Work required: Without any of their pictures, return all of the records exactly.

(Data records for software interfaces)
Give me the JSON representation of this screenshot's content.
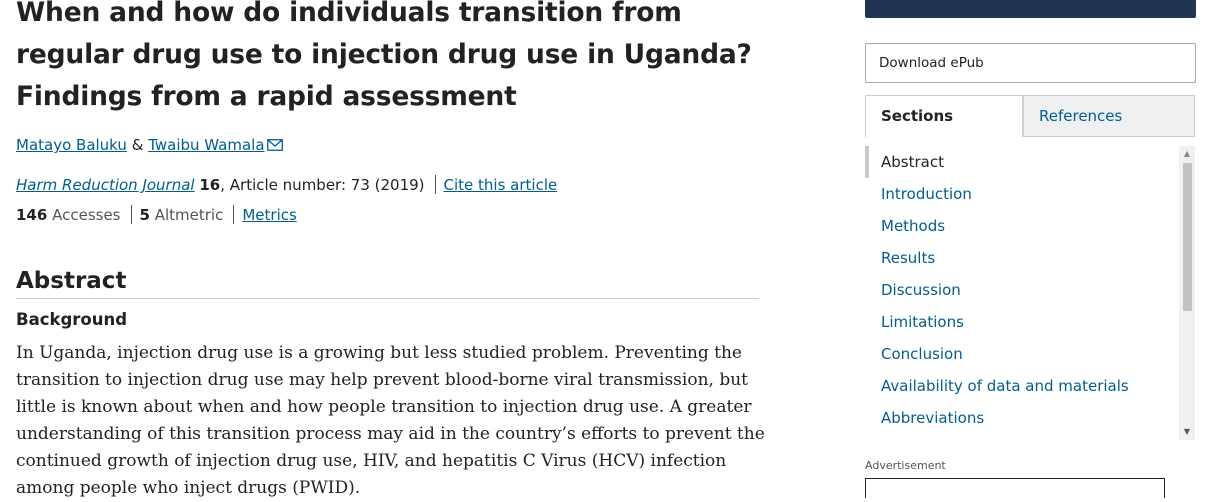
{
  "article": {
    "title": "When and how do individuals transition from regular drug use to injection drug use in Uganda? Findings from a rapid assessment",
    "authors": [
      {
        "name": "Matayo Baluku"
      },
      {
        "name": "Twaibu Wamala"
      }
    ],
    "author_separator": "&",
    "citation": {
      "journal": "Harm Reduction Journal",
      "volume": "16",
      "article_number": ", Article number: 73 (2019)",
      "cite_label": "Cite this article"
    },
    "metrics": {
      "accesses_count": "146",
      "accesses_label": "Accesses",
      "altmetric_count": "5",
      "altmetric_label": "Altmetric",
      "metrics_link": "Metrics"
    },
    "abstract": {
      "heading": "Abstract",
      "background_heading": "Background",
      "background_text": "In Uganda, injection drug use is a growing but less studied problem. Preventing the transition to injection drug use may help prevent blood-borne viral transmission, but little is known about when and how people transition to injection drug use. A greater understanding of this transition process may aid in the country’s efforts to prevent the continued growth of injection drug use, HIV, and hepatitis C Virus (HCV) infection among people who inject drugs (PWID)."
    }
  },
  "sidebar": {
    "download_epub_label": "Download ePub",
    "tabs": [
      {
        "label": "Sections",
        "active": true
      },
      {
        "label": "References",
        "active": false
      }
    ],
    "sections": [
      {
        "label": "Abstract",
        "active": true
      },
      {
        "label": "Introduction"
      },
      {
        "label": "Methods"
      },
      {
        "label": "Results"
      },
      {
        "label": "Discussion"
      },
      {
        "label": "Limitations"
      },
      {
        "label": "Conclusion"
      },
      {
        "label": "Availability of data and materials"
      },
      {
        "label": "Abbreviations"
      }
    ],
    "advertisement_label": "Advertisement"
  },
  "icons": {
    "email": "envelope-icon",
    "scroll_up": "triangle-up-icon",
    "scroll_down": "triangle-down-icon"
  },
  "colors": {
    "link": "#025e8d",
    "heading": "#222222",
    "sidebar_bar": "#1f3552",
    "tab_inactive_bg": "#eef0f2"
  }
}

Output for this task:
Give me the JSON representation of this screenshot's content.
{
  "article": {
    "title": "When and how do individuals transition from regular drug use to injection drug use in Uganda? Findings from a rapid assessment",
    "authors": [
      {
        "name": "Matayo Baluku"
      },
      {
        "name": "Twaibu Wamala"
      }
    ],
    "author_separator": "&",
    "citation": {
      "journal": "Harm Reduction Journal",
      "volume": "16",
      "article_number": ", Article number: 73 (2019)",
      "cite_label": "Cite this article"
    },
    "metrics": {
      "accesses_count": "146",
      "accesses_label": "Accesses",
      "altmetric_count": "5",
      "altmetric_label": "Altmetric",
      "metrics_link": "Metrics"
    },
    "abstract": {
      "heading": "Abstract",
      "background_heading": "Background",
      "background_text": "In Uganda, injection drug use is a growing but less studied problem. Preventing the transition to injection drug use may help prevent blood-borne viral transmission, but little is known about when and how people transition to injection drug use. A greater understanding of this transition process may aid in the country’s efforts to prevent the continued growth of injection drug use, HIV, and hepatitis C Virus (HCV) infection among people who inject drugs (PWID)."
    }
  },
  "sidebar": {
    "download_epub_label": "Download ePub",
    "tabs": [
      {
        "label": "Sections",
        "active": true
      },
      {
        "label": "References",
        "active": false
      }
    ],
    "sections": [
      {
        "label": "Abstract",
        "active": true
      },
      {
        "label": "Introduction"
      },
      {
        "label": "Methods"
      },
      {
        "label": "Results"
      },
      {
        "label": "Discussion"
      },
      {
        "label": "Limitations"
      },
      {
        "label": "Conclusion"
      },
      {
        "label": "Availability of data and materials"
      },
      {
        "label": "Abbreviations"
      }
    ],
    "advertisement_label": "Advertisement"
  },
  "icons": {
    "email": "envelope-icon",
    "scroll_up": "triangle-up-icon",
    "scroll_down": "triangle-down-icon"
  },
  "colors": {
    "link": "#025e8d",
    "heading": "#222222",
    "sidebar_bar": "#1f3552",
    "tab_inactive_bg": "#eef0f2"
  }
}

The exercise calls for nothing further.